### Task requirements
Restate the records so that not a single word differs.

### Dataset
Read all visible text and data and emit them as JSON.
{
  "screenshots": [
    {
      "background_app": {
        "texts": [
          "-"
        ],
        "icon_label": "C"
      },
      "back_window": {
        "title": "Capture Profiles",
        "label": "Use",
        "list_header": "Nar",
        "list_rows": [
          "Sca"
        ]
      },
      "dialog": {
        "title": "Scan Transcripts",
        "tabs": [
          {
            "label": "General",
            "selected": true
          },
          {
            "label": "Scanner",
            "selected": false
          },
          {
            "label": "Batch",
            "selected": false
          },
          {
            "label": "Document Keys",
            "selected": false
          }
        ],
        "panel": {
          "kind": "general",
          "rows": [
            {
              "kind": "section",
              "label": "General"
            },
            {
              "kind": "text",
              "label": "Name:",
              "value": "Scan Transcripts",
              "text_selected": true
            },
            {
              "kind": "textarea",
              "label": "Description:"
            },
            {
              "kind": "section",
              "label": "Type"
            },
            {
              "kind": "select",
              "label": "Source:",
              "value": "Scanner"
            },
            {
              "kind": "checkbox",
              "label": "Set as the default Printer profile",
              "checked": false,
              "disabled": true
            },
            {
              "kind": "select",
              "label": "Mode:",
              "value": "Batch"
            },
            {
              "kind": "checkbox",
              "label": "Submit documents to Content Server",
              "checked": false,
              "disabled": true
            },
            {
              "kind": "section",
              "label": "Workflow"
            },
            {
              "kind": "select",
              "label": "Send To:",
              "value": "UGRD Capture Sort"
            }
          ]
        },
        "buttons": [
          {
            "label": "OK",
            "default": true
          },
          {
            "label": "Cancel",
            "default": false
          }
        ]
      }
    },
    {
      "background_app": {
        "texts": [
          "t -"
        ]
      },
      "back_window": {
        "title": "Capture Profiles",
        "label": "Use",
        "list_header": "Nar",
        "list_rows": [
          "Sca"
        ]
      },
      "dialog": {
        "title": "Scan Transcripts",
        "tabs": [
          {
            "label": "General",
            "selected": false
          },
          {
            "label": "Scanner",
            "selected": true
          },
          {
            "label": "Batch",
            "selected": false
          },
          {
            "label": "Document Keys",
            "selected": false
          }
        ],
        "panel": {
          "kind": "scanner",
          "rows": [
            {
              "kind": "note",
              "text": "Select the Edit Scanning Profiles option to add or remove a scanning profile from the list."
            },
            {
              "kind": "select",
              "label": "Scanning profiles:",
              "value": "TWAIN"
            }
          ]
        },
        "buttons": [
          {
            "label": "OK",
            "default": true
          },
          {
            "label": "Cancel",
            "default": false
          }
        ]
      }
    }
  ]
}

### Written answer
Read all visible text and data and emit them as JSON.
{
  "screenshots": [
    {
      "background_app": {
        "texts": [
          "-"
        ],
        "icon_label": "C"
      },
      "back_window": {
        "title": "Capture Profiles",
        "label": "Use",
        "list_header": "Nar",
        "list_rows": [
          "Sca"
        ]
      },
      "dialog": {
        "title": "Scan Transcripts",
        "tabs": [
          {
            "label": "General",
            "selected": true
          },
          {
            "label": "Scanner",
            "selected": false
          },
          {
            "label": "Batch",
            "selected": false
          },
          {
            "label": "Document Keys",
            "selected": false
          }
        ],
        "panel": {
          "kind": "general",
          "rows": [
            {
              "kind": "section",
              "label": "General"
            },
            {
              "kind": "text",
              "label": "Name:",
              "value": "Scan Transcripts",
              "text_selected": true
            },
            {
              "kind": "textarea",
              "label": "Description:"
            },
            {
              "kind": "section",
              "label": "Type"
            },
            {
              "kind": "select",
              "label": "Source:",
              "value": "Scanner"
            },
            {
              "kind": "checkbox",
              "label": "Set as the default Printer profile",
              "checked": false,
              "disabled": true
            },
            {
              "kind": "select",
              "label": "Mode:",
              "value": "Batch"
            },
            {
              "kind": "checkbox",
              "label": "Submit documents to Content Server",
              "checked": false,
              "disabled": true
            },
            {
              "kind": "section",
              "label": "Workflow"
            },
            {
              "kind": "select",
              "label": "Send To:",
              "value": "UGRD Capture Sort"
            }
          ]
        },
        "buttons": [
          {
            "label": "OK",
            "default": true
          },
          {
            "label": "Cancel",
            "default": false
          }
        ]
      }
    },
    {
      "background_app": {
        "texts": [
          "t -"
        ]
      },
      "back_window": {
        "title": "Capture Profiles",
        "label": "Use",
        "list_header": "Nar",
        "list_rows": [
          "Sca"
        ]
      },
      "dialog": {
        "title": "Scan Transcripts",
        "tabs": [
          {
            "label": "General",
            "selected": false
          },
          {
            "label": "Scanner",
            "selected": true
          },
          {
            "label": "Batch",
            "selected": false
          },
          {
            "label": "Document Keys",
            "selected": false
          }
        ],
        "panel": {
          "kind": "scanner",
          "rows": [
            {
              "kind": "note",
              "text": "Select the Edit Scanning Profiles option to add or remove a scanning profile from the list."
            },
            {
              "kind": "select",
              "label": "Scanning profiles:",
              "value": "TWAIN"
            }
          ]
        },
        "buttons": [
          {
            "label": "OK",
            "default": true
          },
          {
            "label": "Cancel",
            "default": false
          }
        ]
      }
    }
  ]
}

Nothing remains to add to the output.